Cape Town - A collective movement between Gauteng-based Team Free Sanitary Pads, and Cape-Town-based FemConnect, is joining forces to spearhead a peaceful protest this Friday to call on the government to take urgent action and completely eradicate period poverty.
With a petition that has more than 28 000 signatures, protesters will include members of society and representatives from other feminine hygiene and menstrual rights groups who will hand over the petition to the government, demanding that South Africa follow suit and recognise menstrual rights into law.
Founder and CEO of FemConnect, Asonele Kotu, said that not having the right hygiene products for one's period has a huge impact on a woman’s mental health and self-esteem because in many households, young girls unable to afford menstrual products miss out on school due to period shaming.
“It is shocking that even in 2022, more than seven million South African women and young girls are being severely hindered, almost punished, due to a natural biological process - their period. Not having the right hygiene products for your period has a huge impact on a woman’s mental health and self-esteem.
“In many households, young girls unable to afford menstrual products miss out on school due to period shaming, and some even put their life in danger by using leaves or barks of trees to manage their period. This is simply not acceptable. Furthermore, we see the effects on university students and working-class menstruates. This is not just a girl-child issue. It's a societal issue, ” said Kotu.
Nokuzola Ndwandwe, the founding director of the march, added that currently, there's no regulation in South Africa where the National Government oversees the Provincial Government, which means Provincial Departments are often left to decide for themselves on the direction of Menstrual Health, and according to Ndwandwe, there is a need for a Menstrual Rights Law to develop and implement National Policies together with Provincial Policies in a coherent manner on Menstrual Health and Hygiene Management.
“Attempts to change things have included scrapping VAT on period products in 2018 and then again in 2020 due to tireless mobilising. In 2020, the former Minister of Finance Tito Mboweni heeded the organisation's calls together with Minister Maite Nkoana-Mashabane from the Department of Women, Youth and Persons living with disabilities in his budget speech. Tito Mboweni also made further financial provisions to provide free menstrual products in schools for the financial years 2021 to 2023.

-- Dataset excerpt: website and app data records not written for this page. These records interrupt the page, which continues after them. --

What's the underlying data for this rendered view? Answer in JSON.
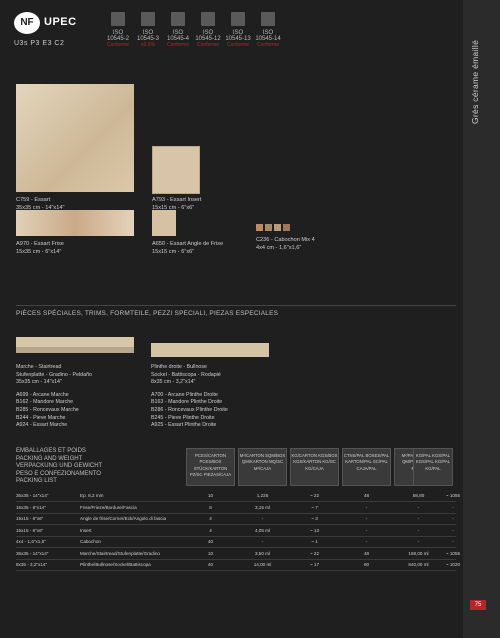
{
  "side_label": "Grès cérame émaillé",
  "logos": {
    "nf": "NF",
    "upec": "UPEC",
    "classification": "U3s P3 E3 C2"
  },
  "norms": [
    {
      "t1": "ISO",
      "t2": "10545-2",
      "t3": "Conforme"
    },
    {
      "t1": "ISO",
      "t2": "10545-3",
      "t3": "≤0,5%"
    },
    {
      "t1": "ISO",
      "t2": "10545-4",
      "t3": "Conforme"
    },
    {
      "t1": "ISO",
      "t2": "10545-12",
      "t3": "Conforme"
    },
    {
      "t1": "ISO",
      "t2": "10545-13",
      "t3": "Conforme"
    },
    {
      "t1": "ISO",
      "t2": "10545-14",
      "t3": "Conforme"
    }
  ],
  "products": {
    "big": {
      "code": "C759 - Essart",
      "size": "35x35 cm - 14\"x14\""
    },
    "insert": {
      "code": "A793 - Essart Insert",
      "size": "15x15 cm - 6\"x6\""
    },
    "frise": {
      "code": "A970 - Essart Frise",
      "size": "15x35 cm - 6\"x14\""
    },
    "angle": {
      "code": "A650 - Essart Angle de Frise",
      "size": "15x15 cm - 6\"x6\""
    },
    "cabochon": {
      "code": "C236 - Cabochon Mix 4",
      "size": "4x4 cm - 1,6\"x1,6\""
    }
  },
  "special_title": "PIÈCES SPÉCIALES, TRIMS, FORMTEILE, PEZZI SPECIALI, PIEZAS ESPECIALES",
  "marche": {
    "title1": "Marche - Stairtread",
    "title2": "Stufenplatte - Gradino - Peldaño",
    "size": "35x35 cm - 14\"x14\"",
    "items": [
      "A699 - Arcane Marche",
      "B162 - Mandore Marche",
      "B285 - Roncevaux Marche",
      "B244 - Pieve Marche",
      "A924 - Essart Marche"
    ]
  },
  "plinthe": {
    "title1": "Plinthe droite - Bullnose",
    "title2": "Sockel - Battiscopa - Rodapié",
    "size": "8x35 cm - 3,2\"x14\"",
    "items": [
      "A700 - Arcane Plinthe Droite",
      "B163 - Mandore Plinthe Droite",
      "B286 - Roncevaux Plinthe Droite",
      "B245 - Pieve Plinthe Droite",
      "A925 - Essart Plinthe Droite"
    ]
  },
  "packing_title": [
    "EMBALLAGES ET POIDS",
    "PACKING AND WEIGHT",
    "VERPACKUNG UND GEWICHT",
    "PESO E CONFEZIONAMENTO",
    "PACKING LIST"
  ],
  "col_headers": [
    "PCES/CARTON PCES/BOX STÜCK/KARTON PZ/SC PIEZAS/CAJA",
    "M²/CARTON SQM/BOX QM/KARTON MQ/SC M²/CAJA",
    "KG/CARTON KGS/BOX KGS/KARTON KG/SC KG/CAJA",
    "CTNS/PAL BOXES/PAL KARTON/PAL SC/PAL CAJA/PAL",
    "M²/PAL SQM/PAL QM/PAL MQ/PAL M²/PAL",
    "KG/PAL KGS/PAL KGS/PAL KG/PAL KG/PAL"
  ],
  "rows": [
    {
      "dim": "35x35 - 14\"x14\"",
      "desc": "Ep. 8,2 mm",
      "c": [
        "10",
        "1,225",
        "~ 22",
        "48",
        "58,80",
        "~ 1055"
      ]
    },
    {
      "dim": "15x35 - 6\"x14\"",
      "desc": "Frise/Frieze/Bordure/Fascia",
      "c": [
        "8",
        "3,15 ml",
        "~ 7",
        "-",
        "-",
        "-"
      ]
    },
    {
      "dim": "15x15 - 6\"x6\"",
      "desc": "Angle de frise/Corner/Eck/Angolo di fascia",
      "c": [
        "4",
        "-",
        "~ 3",
        "-",
        "-",
        "-"
      ]
    },
    {
      "dim": "15x15 - 6\"x6\"",
      "desc": "Insert",
      "c": [
        "4",
        "4,05 ml",
        "~ 13",
        "-",
        "-",
        "-"
      ]
    },
    {
      "dim": "4x4 - 1,6\"x1,6\"",
      "desc": "Cabochon",
      "c": [
        "40",
        "-",
        "~ 1",
        "-",
        "-",
        "-"
      ]
    },
    {
      "dim": "35x35 - 14\"x14\"",
      "desc": "Marche/Stairtread/Stufenplatte/Gradino",
      "c": [
        "10",
        "3,50 ml",
        "~ 22",
        "48",
        "168,00 ml",
        "~ 1055"
      ]
    },
    {
      "dim": "8x35 - 3,2\"x14\"",
      "desc": "Plinthe/Bullnose/Sockel/Battiscopa",
      "c": [
        "40",
        "14,00 ml",
        "~ 17",
        "60",
        "840,00 ml",
        "~ 1020"
      ]
    }
  ],
  "page_number": "75"
}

“While this is progress, our call is for free menstrual products for all because period poverty does not discriminate. The Menstrual Rights Law calls for fixed, determinable amounts from National Treasury Budgets to be allocated indefinitely towards Menstrual Health and Rights. We also call for transparency reports on the spending of funds for menstrual Health to see where the funding is going per the budget for period poverty in South Africa,” said Ndwandwe.
Some of the organisations joining the march will include Unicef UWC, University of Cape Town and the Human Nature Project, to name a few.
Kotu added that the only way to ensure women’s basic rights are both protected and prioritised is to have them prescribed into law.
“We believe a menstrual rights law would form a solid foundation for transformative policy in our country. Solving period poverty encompasses all socio-economic spheres -from developing a menstrual health framework in education to fostering economic, female empowerment in business and industry,” said Kotu.
Members of the public are invited to join either physically or participate via social media. The meeting point for the Cape Town march will be at 10 Darling Street Parking, Hanover Street (Next to CPUT) at 10am on Friday.